A French classic. Entirely in Interlinear.
The translation includes:
We have based this Interlinear translation on certain principles.
Just like all the other Interlinear translations, this book translates words one by one and in their literal meaning. There is only one exception to this rule: when a literal translation would impair understanding. If it would, this translation prioritizes understanding.
For example, even though the more usual translation of the following phrase is "Actually, this was her entire literary education." we have opted for a completely literal translation as it is still understandable, especially since the reader is supposed to have at least some prior knowledge of French:
But try reading this translation if it were literal:
As you can see, in such cases, if translated literally, the phrase would be hard to understand. Thus we have chosen a more understandable and less literary Interlinear translation:
In summary, our translations are literal, even if slightly clumsy. Unless such clumsiness hinders understanding, in which case we have opted for understanding.
Yet, French and English have not only similar vocabularies but also similar word order, thus the bigger part of the translation is both literal and understandable at the same time - even if sometimes the adjective comes after the noun in French and not before it like in English..
Our Interlinear translation makes use of the fact that English and French share a lot of common words and word roots (due to the Norman invasion and subsequent word borrowing). This translation tries to highlight such commonalities, which makes it easier for the reader to remember the original French words.
For example, the original text includes the word "fidèle." Dictionary and most ordinary translations translate this word as "faithful." But the word "fidèle" also has a root in English, which you can trace in words like "fidelity." And, actually, English itself has a word "fidelious," which has now fallen out of use, but is still understandable by most native English speakers. Therefore, we translated "fidèle" as "fidelious" and not as "faithful" in order to show the links between French and English and to help the learners remember such words better:
Similarly, we have translated the French word "médecin" as "medic" (and not "doctor"), "probité" as "probity" (and not the more common "integrity"), "profond" as "profound" (and not "deep"), and so on. Unlike usual translations, which choose the equivalent which fits best in the English sentence, we tried to find cognates and to have them whenever possible, in order to help you learn.
"The Girl with the Eyes of Gold" is a 'a story by Balzac and a classic of French literature.
Honoré de Balzac was a 19th century French novelist, one of the founders of realism, the author of La Comédie Humaine, an influencer of countless writers, philosophers, and artists, and, all around, perhaps the most recognizable name in French literature.

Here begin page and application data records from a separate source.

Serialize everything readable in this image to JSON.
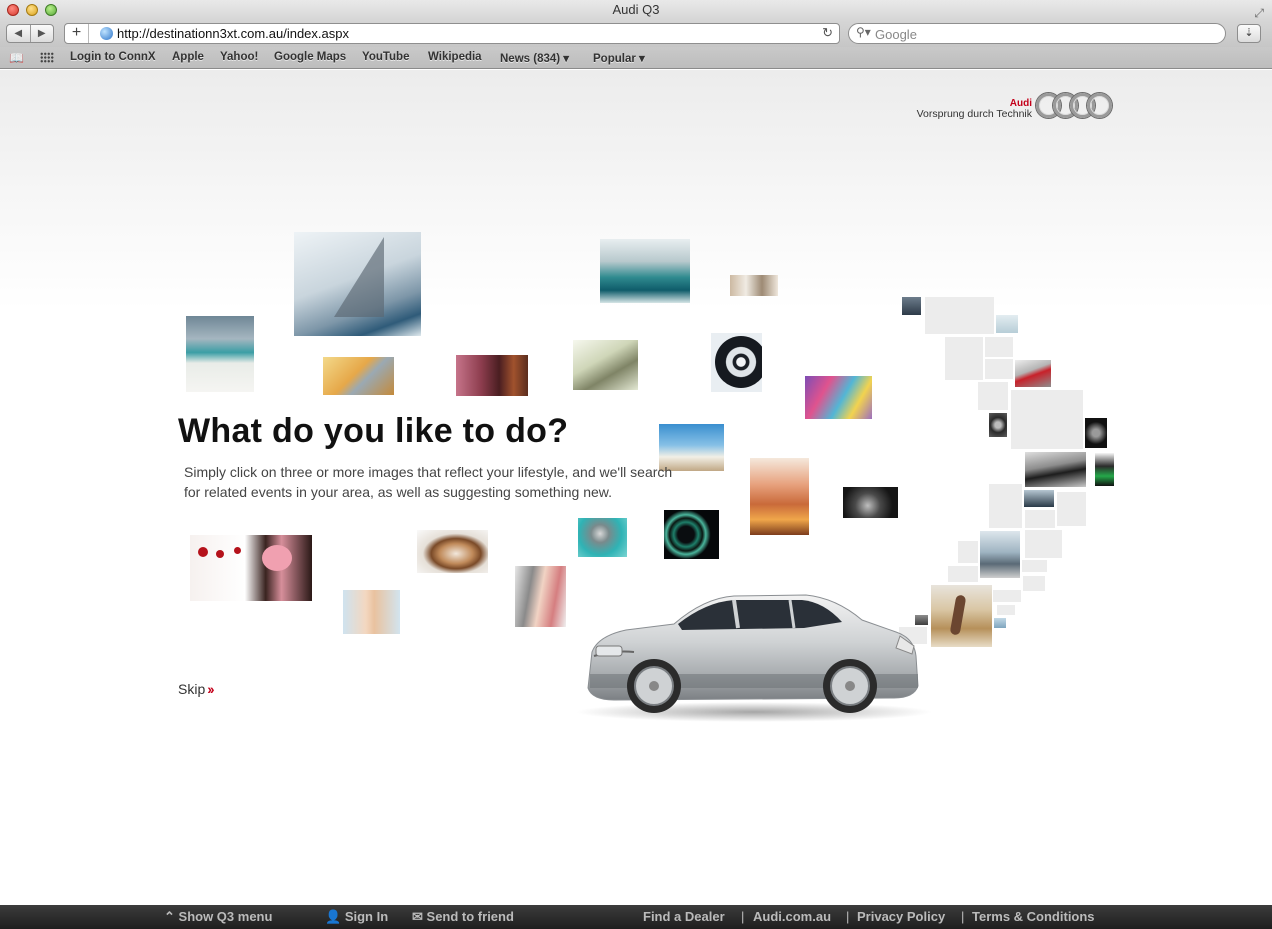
{
  "window": {
    "title": "Audi Q3"
  },
  "toolbar": {
    "url": "http://destinationn3xt.com.au/index.aspx",
    "search_placeholder": "Google"
  },
  "bookmarks": [
    "Login to ConnX",
    "Apple",
    "Yahoo!",
    "Google Maps",
    "YouTube",
    "Wikipedia",
    "News (834) ▾",
    "Popular ▾"
  ],
  "brand": {
    "name": "Audi",
    "slogan": "Vorsprung durch Technik"
  },
  "main": {
    "headline": "What do you like to do?",
    "subtext": "Simply click on three or more images that reflect your lifestyle, and we'll search for related events in your area, as well as suggesting something new.",
    "skip_label": "Skip"
  },
  "footer": {
    "show_menu": "Show Q3 menu",
    "sign_in": "Sign In",
    "send_to_friend": "Send to friend",
    "links": [
      "Find a Dealer",
      "Audi.com.au",
      "Privacy Policy",
      "Terms & Conditions"
    ]
  },
  "icons": {
    "brand_accent": "#c4001a"
  }
}
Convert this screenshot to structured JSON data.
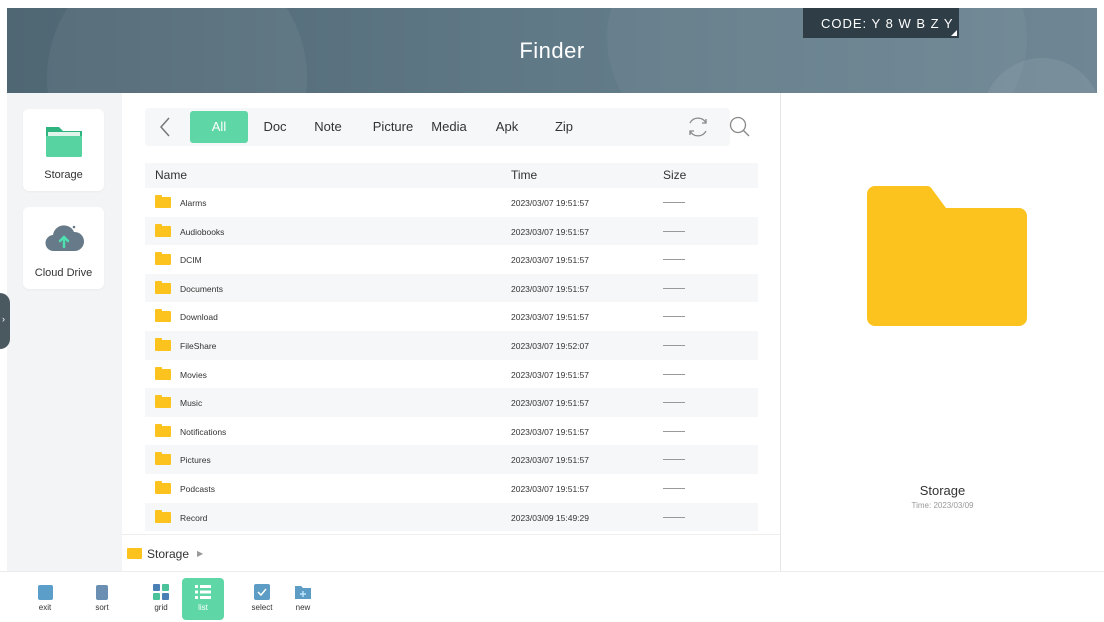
{
  "header": {
    "title": "Finder",
    "code_badge": "CODE: Y 8 W B Z Y"
  },
  "sidebar": {
    "items": [
      {
        "label": "Storage",
        "icon": "folder-icon"
      },
      {
        "label": "Cloud Drive",
        "icon": "cloud-upload-icon"
      }
    ]
  },
  "tabs": [
    {
      "label": "All",
      "active": true
    },
    {
      "label": "Doc"
    },
    {
      "label": "Note"
    },
    {
      "label": "Picture"
    },
    {
      "label": "Media"
    },
    {
      "label": "Apk"
    },
    {
      "label": "Zip"
    }
  ],
  "table": {
    "headers": {
      "name": "Name",
      "time": "Time",
      "size": "Size"
    },
    "rows": [
      {
        "name": "Alarms",
        "time": "2023/03/07 19:51:57",
        "size": "——"
      },
      {
        "name": "Audiobooks",
        "time": "2023/03/07 19:51:57",
        "size": "——"
      },
      {
        "name": "DCIM",
        "time": "2023/03/07 19:51:57",
        "size": "——"
      },
      {
        "name": "Documents",
        "time": "2023/03/07 19:51:57",
        "size": "——"
      },
      {
        "name": "Download",
        "time": "2023/03/07 19:51:57",
        "size": "——"
      },
      {
        "name": "FileShare",
        "time": "2023/03/07 19:52:07",
        "size": "——"
      },
      {
        "name": "Movies",
        "time": "2023/03/07 19:51:57",
        "size": "——"
      },
      {
        "name": "Music",
        "time": "2023/03/07 19:51:57",
        "size": "——"
      },
      {
        "name": "Notifications",
        "time": "2023/03/07 19:51:57",
        "size": "——"
      },
      {
        "name": "Pictures",
        "time": "2023/03/07 19:51:57",
        "size": "——"
      },
      {
        "name": "Podcasts",
        "time": "2023/03/07 19:51:57",
        "size": "——"
      },
      {
        "name": "Record",
        "time": "2023/03/09 15:49:29",
        "size": "——"
      }
    ]
  },
  "breadcrumb": {
    "label": "Storage"
  },
  "preview": {
    "name": "Storage",
    "time": "Time: 2023/03/09"
  },
  "toolbar": {
    "exit": "exit",
    "sort": "sort",
    "grid": "grid",
    "list": "list",
    "select": "select",
    "new": "new"
  },
  "colors": {
    "accent": "#5ed6a6",
    "folder": "#fcc31f",
    "header": "#5f7886"
  }
}
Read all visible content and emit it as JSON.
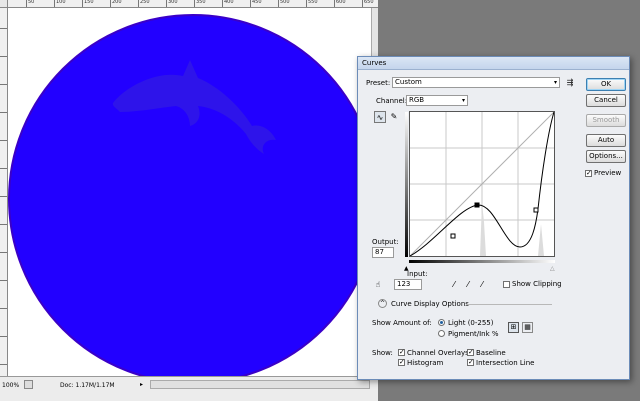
{
  "document": {
    "ruler_labels": [
      "50",
      "100",
      "150",
      "200",
      "250",
      "300",
      "350",
      "400",
      "450",
      "500",
      "550",
      "600",
      "650"
    ],
    "zoom": "100%",
    "doc_info": "Doc: 1.17M/1.17M",
    "colors": {
      "circle": "#2200ff",
      "circle_edge": "#3a00c8",
      "dolphin": "#3018e6"
    }
  },
  "dialog": {
    "title": "Curves",
    "preset_label": "Preset:",
    "preset_value": "Custom",
    "channel_label": "Channel:",
    "channel_value": "RGB",
    "output_label": "Output:",
    "output_value": "87",
    "input_label": "Input:",
    "input_value": "123",
    "show_clipping_label": "Show Clipping",
    "curve_display_options": "Curve Display Options",
    "show_amount_label": "Show Amount of:",
    "light_label": "Light  (0-255)",
    "pigment_label": "Pigment/Ink %",
    "show_label": "Show:",
    "channel_overlays_label": "Channel Overlays",
    "baseline_label": "Baseline",
    "histogram_label": "Histogram",
    "intersection_line_label": "Intersection Line",
    "buttons": {
      "ok": "OK",
      "cancel": "Cancel",
      "smooth": "Smooth",
      "auto": "Auto",
      "options": "Options..."
    },
    "preview_label": "Preview",
    "checkmark": "✓",
    "states": {
      "preview": true,
      "show_clipping": false,
      "channel_overlays": true,
      "baseline": true,
      "histogram": true,
      "intersection_line": true,
      "light_selected": true
    }
  }
}
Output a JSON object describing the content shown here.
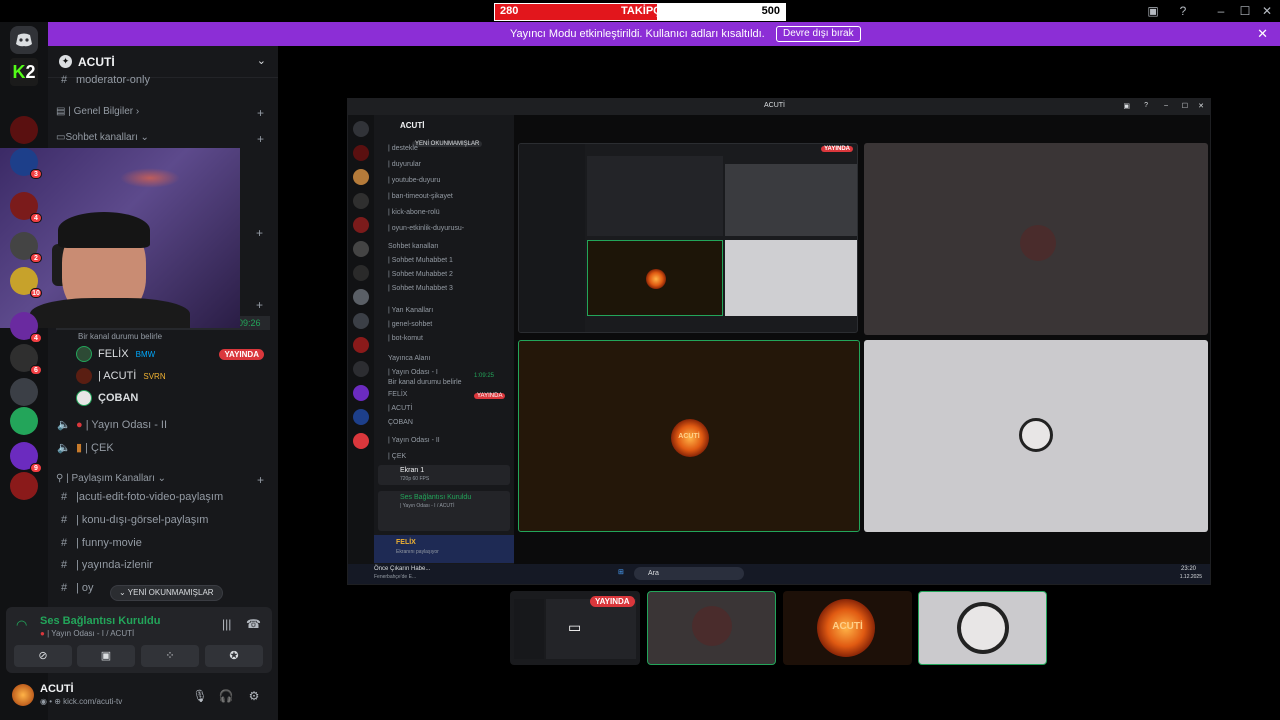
{
  "goal": {
    "current": "280",
    "label": "TAKİPÇİ",
    "max": "500",
    "progress": 0.56
  },
  "window_controls": {
    "minimize": "–",
    "maximize": "☐",
    "close": "✕"
  },
  "banner": {
    "text": "Yayıncı Modu etkinleştirildi. Kullanıcı adları kısaltıldı.",
    "button": "Devre dışı bırak",
    "close": "✕"
  },
  "servers": [
    {
      "label": "K2",
      "color": "#1b1b1b",
      "badge": ""
    },
    {
      "label": "",
      "color": "#5a1010",
      "badge": ""
    },
    {
      "label": "",
      "color": "#1d3f8a",
      "badge": "3"
    },
    {
      "label": "",
      "color": "#7b1b1b",
      "badge": "4"
    },
    {
      "label": "",
      "color": "#444",
      "badge": "2"
    },
    {
      "label": "",
      "color": "#c7a22b",
      "badge": "10"
    },
    {
      "label": "",
      "color": "#6a2aa0",
      "badge": "4"
    },
    {
      "label": "",
      "color": "#2f2f2f",
      "badge": "6"
    },
    {
      "label": "",
      "color": "#3b3f46",
      "badge": ""
    },
    {
      "label": "",
      "color": "#23a55a",
      "badge": ""
    },
    {
      "label": "",
      "color": "#6b2bbf",
      "badge": "9"
    },
    {
      "label": "",
      "color": "#8a1a1a",
      "badge": ""
    }
  ],
  "sidebar": {
    "server_name": "ACUTİ",
    "channels_top": [
      {
        "icon": "#",
        "label": "moderator-only"
      }
    ],
    "categories": {
      "genel": "Genel Bilgiler",
      "sohbet": "Sohbet kanalları",
      "paylasim": "Paylaşım Kanalları"
    },
    "channel_status": "Bir kanal durumu belirle",
    "timer": "09:26",
    "voice_users": [
      {
        "name": "FELİX",
        "tag": "BMW",
        "live": "YAYINDA"
      },
      {
        "name": "| ACUTİ",
        "tag": "SVRN",
        "live": ""
      },
      {
        "name": "ÇOBAN",
        "tag": "",
        "live": ""
      }
    ],
    "voice_channels": [
      {
        "label": "| Yayın Odası - II"
      },
      {
        "label": "| ÇEK"
      }
    ],
    "text_channels": [
      {
        "label": "|acuti-edit-foto-video-paylaşım"
      },
      {
        "label": "| konu-dışı-görsel-paylaşım"
      },
      {
        "label": "| funny-movie"
      },
      {
        "label": "| yayında-izlenir"
      },
      {
        "label": "| oy"
      }
    ],
    "new_unreads": "YENİ OKUNMAMIŞLAR"
  },
  "voice_panel": {
    "status": "Ses Bağlantısı Kuruldu",
    "channel": "| Yayın Odası - I / ACUTİ"
  },
  "user_panel": {
    "name": "ACUTİ",
    "status": "kick.com/acuti-tv"
  },
  "embedded": {
    "title": "ACUTİ",
    "server": "ACUTİ",
    "unread": "YENİ OKUNMAMIŞLAR",
    "channels": [
      "| destekle",
      "| duyurular",
      "| youtube-duyuru",
      "| ban-timeout-şikayet",
      "| kick-abone-rolü",
      "| oyun-etkinlik-duyurusu-",
      "Sohbet kanalları",
      "| Sohbet Muhabbet 1",
      "| Sohbet Muhabbet 2",
      "| Sohbet Muhabbet 3",
      "| Yan Kanalları",
      "| genel-sohbet",
      "| bot-komut",
      "Yayınca Alanı",
      "| Yayın Odası - I",
      "Bir kanal durumu belirle",
      "FELİX",
      "| ACUTİ",
      "ÇOBAN",
      "| Yayın Odası - II",
      "| ÇEK"
    ],
    "embed_timer": "1:09:25",
    "embed_live": "YAYINDA",
    "screen": {
      "name": "Ekran 1",
      "sub": "720p 60 FPS"
    },
    "voice": {
      "status": "Ses Bağlantısı Kuruldu",
      "channel": "| Yayın Odası - I / ACUTİ"
    },
    "user": {
      "name": "FELİX",
      "sub": "Ekranını paylaşıyor"
    },
    "taskbar": {
      "search": "Ara",
      "news": "Önce Çıkarın Habe...",
      "news_sub": "Fenerbahçe'de E...",
      "time": "23:20",
      "date": "1.12.2025"
    },
    "tile_live": "YAYINDA",
    "sun_label": "ACUTİ"
  },
  "thumbs": {
    "live": "YAYINDA",
    "sun_label": "ACUTİ"
  }
}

"The Girl with the Eyes of Gold" is a popular classic, one of Balzac's most famous works. It is a tale involving hedonism, rivalry, cynicism, and a range of other human emotions. It's a good depiction of Parisian life and mores in the XIX-th century, and also an excellent introduction not only to French literature, but also to classical French writers, and especially Balzac himself.